A dissertation defense can come in many forms but in essence the point is to showcase your research from the past several years of your career. Our department has a three chapter format for dissertations and, usually, these are each publications that have already been published, recently been submitted, or will soon be submitted. Even though you have completed a lot of difficult, complex scientific work, you still have to cater your defense to your audience.
If you don’t cater your talk to your audience, they will quickly lose interest and zone out. You want to make sure to engage and not talk over their heads. So my dissertation had a lengthy, jargon-rich title, “Respiratory Structure Morphology, Group Origins, and Phylogeny of Eublastoidea”. Rather than titling my defense talk with this ridiculous title, that would only excite a few people, I chose something simpler and more effective: “Phylogeny as a Tool in Paleobiology”. From this you can get an understanding that I am talking about paleobiology (=ancient life) and using phylogeny (=evolutionary histories) to test research questions.

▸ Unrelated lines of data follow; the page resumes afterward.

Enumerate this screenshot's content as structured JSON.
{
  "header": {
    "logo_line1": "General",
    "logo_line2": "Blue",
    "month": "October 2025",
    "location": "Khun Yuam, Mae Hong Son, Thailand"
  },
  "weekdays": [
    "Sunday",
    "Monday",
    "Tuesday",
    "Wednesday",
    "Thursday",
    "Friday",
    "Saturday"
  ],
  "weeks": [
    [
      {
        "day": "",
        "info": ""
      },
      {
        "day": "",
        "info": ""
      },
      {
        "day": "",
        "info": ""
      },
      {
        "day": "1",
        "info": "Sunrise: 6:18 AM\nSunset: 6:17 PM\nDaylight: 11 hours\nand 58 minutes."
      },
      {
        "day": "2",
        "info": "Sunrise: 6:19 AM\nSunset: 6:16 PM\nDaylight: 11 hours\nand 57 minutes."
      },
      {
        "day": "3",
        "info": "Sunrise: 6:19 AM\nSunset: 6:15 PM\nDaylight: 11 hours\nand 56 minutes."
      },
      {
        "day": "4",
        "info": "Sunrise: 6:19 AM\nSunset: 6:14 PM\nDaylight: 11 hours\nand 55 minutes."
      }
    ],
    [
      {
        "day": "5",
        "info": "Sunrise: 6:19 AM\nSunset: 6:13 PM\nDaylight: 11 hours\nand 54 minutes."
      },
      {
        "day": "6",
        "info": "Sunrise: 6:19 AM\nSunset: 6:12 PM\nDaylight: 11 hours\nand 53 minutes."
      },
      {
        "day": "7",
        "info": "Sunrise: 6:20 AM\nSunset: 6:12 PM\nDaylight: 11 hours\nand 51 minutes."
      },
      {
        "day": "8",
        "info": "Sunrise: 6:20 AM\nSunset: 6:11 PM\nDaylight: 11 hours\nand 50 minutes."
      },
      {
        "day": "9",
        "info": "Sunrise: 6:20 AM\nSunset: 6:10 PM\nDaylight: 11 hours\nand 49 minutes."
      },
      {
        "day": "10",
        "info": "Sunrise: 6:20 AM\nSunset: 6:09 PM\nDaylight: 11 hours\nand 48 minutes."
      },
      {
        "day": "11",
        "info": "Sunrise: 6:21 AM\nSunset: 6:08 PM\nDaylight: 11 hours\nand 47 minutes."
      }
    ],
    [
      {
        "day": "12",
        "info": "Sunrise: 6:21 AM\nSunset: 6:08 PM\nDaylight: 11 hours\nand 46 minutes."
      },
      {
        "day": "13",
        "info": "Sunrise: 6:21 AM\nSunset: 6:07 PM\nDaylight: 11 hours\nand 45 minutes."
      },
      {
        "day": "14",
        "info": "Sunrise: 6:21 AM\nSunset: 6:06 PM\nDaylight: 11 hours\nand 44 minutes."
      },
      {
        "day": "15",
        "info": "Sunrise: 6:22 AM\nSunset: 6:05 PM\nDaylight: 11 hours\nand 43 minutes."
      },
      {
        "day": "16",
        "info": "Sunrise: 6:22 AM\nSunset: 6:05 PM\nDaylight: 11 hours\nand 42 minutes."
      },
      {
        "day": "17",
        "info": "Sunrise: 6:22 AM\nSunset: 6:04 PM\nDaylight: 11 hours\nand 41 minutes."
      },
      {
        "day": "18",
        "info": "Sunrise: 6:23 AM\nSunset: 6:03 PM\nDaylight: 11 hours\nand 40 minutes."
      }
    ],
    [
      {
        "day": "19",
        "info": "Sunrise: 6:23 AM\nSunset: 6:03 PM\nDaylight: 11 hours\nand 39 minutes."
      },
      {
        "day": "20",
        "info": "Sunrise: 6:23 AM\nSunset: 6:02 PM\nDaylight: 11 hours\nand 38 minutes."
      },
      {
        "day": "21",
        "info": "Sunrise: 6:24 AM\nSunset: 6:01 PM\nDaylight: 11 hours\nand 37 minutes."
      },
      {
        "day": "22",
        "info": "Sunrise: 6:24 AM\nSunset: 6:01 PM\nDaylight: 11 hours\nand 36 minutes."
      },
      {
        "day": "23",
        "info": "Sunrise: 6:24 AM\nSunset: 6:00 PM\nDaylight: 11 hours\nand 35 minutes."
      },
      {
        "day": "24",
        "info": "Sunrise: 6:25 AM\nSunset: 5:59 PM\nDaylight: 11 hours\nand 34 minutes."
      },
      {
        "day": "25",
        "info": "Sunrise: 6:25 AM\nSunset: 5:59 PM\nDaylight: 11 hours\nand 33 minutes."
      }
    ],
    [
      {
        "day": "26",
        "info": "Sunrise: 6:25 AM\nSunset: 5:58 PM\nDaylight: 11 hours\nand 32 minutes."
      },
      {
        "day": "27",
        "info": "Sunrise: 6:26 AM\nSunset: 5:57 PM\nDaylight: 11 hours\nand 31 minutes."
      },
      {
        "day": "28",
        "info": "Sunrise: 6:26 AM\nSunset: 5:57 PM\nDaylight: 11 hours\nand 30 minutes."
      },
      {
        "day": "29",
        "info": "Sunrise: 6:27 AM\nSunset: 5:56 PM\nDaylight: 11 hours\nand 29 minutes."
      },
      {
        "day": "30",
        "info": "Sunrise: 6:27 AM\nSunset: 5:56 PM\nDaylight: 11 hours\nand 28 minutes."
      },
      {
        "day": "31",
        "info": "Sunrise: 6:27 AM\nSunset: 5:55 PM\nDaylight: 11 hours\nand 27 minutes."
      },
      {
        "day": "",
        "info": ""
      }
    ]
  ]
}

The paleontology group in our department is quite small, two faculty and a handful of students. There is a larger sedimentology group that understand fossils quite well but much of my department lacks an understanding of the fossil record (in great detail) and don’t necessarily understand how to read tree/branching diagrams. Knowing this, I started the talk with a few sentences on the overall importance of my talk, why anyone (even my mom) should care about the talk and then I spent time on background information. Information on the group I use to test questions, how we read tree diagrams, and what kind of patterns we look for within the trees.
I then split my talk into three sections that were similar to my dissertation chapters. Since I was focusing on using phylogeny as a tool in deep time, I left out some of the other complex methods that would have taken away from the overall theme of the presentation and focused on the evolutionary histories and what they could tell us about these animals in the past. I made sure each slide had enough text but not too much – viewers get invested in text and think they should read it, which often takes away from what you are actually saying. I also made sure to include visually appealing images – I still haven’t mastered color blind palettes so if you have suggestions please let me know. These images had to start simple and get more complex and I had to make sure to explain each of them thoroughly.
For all talks I give, I write up a corresponding script (thanks, Alycia!). Writing a script helps me organize my talk and gives me an idea of what I want to say during the presentation. I practice a lot – because I know that I won’t get nervous if I *know* what I’m going to say. The first several times I practice I read directly off the script, trying to get used to saying the words and using the slides to visually demonstrate what I am saying. I practice at least a handful of times and usually by myself, I get nervous with only a few people in the room so it throws me off! Everyone is different so I suggesting finding the best way for you to practice so you are confident, maybe it’s with a group of people or maybe it’s by yourself!
Hints for giving successful presentations:
- Know your audience
- Have someone look through your slides or watch your talk to make sure your organization of the talk makes sense
- Use a laser pointer or animations but not like a crazy person, move the laser slowly, and don’t have things flying from all directions on your slides
- Be confident, you are likely one of the experts in your field, discipline, topic, whatever and the audience wants to listen to you or else they wouldn’t have come
I recorded a version of my defense below!